As a young man, he gave himself up to the full enjoyment of life in this world, and he dreamed of of becoming a knight and winning worldly honors. To fulfill that dream, he joined a military expedition organized by the leaders of Assisi, to take on their ancient rivals, the city of Perugia. The two armies met in battle, and the Perugians defeated the soldiers of Assisi, taking many captives, including Francis. Imprisoned in a dark dungeon, with other noble captives, he kept their spirits up by singing the songs of troubadours. Still, it took some time for his father to arrange a ransom; by the time of his release, Francis was broken in body and spirit.

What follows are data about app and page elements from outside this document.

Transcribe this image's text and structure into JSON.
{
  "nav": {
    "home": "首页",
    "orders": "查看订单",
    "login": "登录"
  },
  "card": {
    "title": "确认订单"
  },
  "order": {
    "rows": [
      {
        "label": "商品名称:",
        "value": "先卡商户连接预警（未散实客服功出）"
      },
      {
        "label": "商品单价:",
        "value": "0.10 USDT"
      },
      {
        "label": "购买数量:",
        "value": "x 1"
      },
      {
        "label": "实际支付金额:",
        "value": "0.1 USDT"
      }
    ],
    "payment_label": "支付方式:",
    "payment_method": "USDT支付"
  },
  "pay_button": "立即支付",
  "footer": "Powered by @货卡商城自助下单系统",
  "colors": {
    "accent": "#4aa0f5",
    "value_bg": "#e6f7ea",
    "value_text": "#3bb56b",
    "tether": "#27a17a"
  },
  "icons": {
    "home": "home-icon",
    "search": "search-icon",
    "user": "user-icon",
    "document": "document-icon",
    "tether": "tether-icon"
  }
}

During his slow recovery, he began to wander through the fields and forests of the Umbrian countryside. He was drawn to caves, and small chapels; where he prayed to God, opened his heart to Him. God the Father sent the Holy Spirit to him, and inspired Francis to turn to the Gospel of Jesus Christ for direction. Intent on following the ways of the Crucified Savior, he stripped himself of all his riches, put on the robe of a beggar, and traveled the Italian countryside, as a Herald of the Great King! He cared for the lepers on the outskirts of cities and towns; and preached about God’s love in the marketplaces and public squares. Soon other men came to join him, and in 1209, with Papal approval, they became the Order of Friars Minor. A short time later, the Holy Spirit inspired one Lady Clare of Assisi to seek out Francis for spiritual direction. Desiring to also live the Gospel life, she and Francis founded the community of the Poor Ladies of Assisi, who would eventually be known as the Poor Clares. Many lay people also came to Francis, and his brother friars for spiritual direction. They too desired to follow Christ, but could not, in good conscience, leave their families. They became the Brothers and Sisters of Penance, and received from Francis a letter of spiritual guidance. This group would eventually become the Third Order of St. Francis, known today as the Secular Franciscan Order, or the Order of Franciscan Seculars.
Francis would continue to live a life of prayer, of service to the poor, and of preaching. Pope Pius XI would say of Francis: “So lifelike and strikingly did the image of Jesus Christ and Gospel manner of life shine forth in Francis, that he appeared to his contempories almost as though he were the Risen Christ.” On September 14, 1224, while on Mount Alvernia, alone in deep prayer and contemplation; Francis had a vision, which resulted in him receiving the stigmata, the wounds of the Crucified Christ.
He had never been in good health, and in the fall of 1226, he was dying. He had his brother friars carry him back to his beloved Assisi, where he died on October 3rd, 1226. He was canonized a saint in the Catholic Church, on July 16, 1228. His remains are entombed in the Basilica of San Francesco d’Assisi.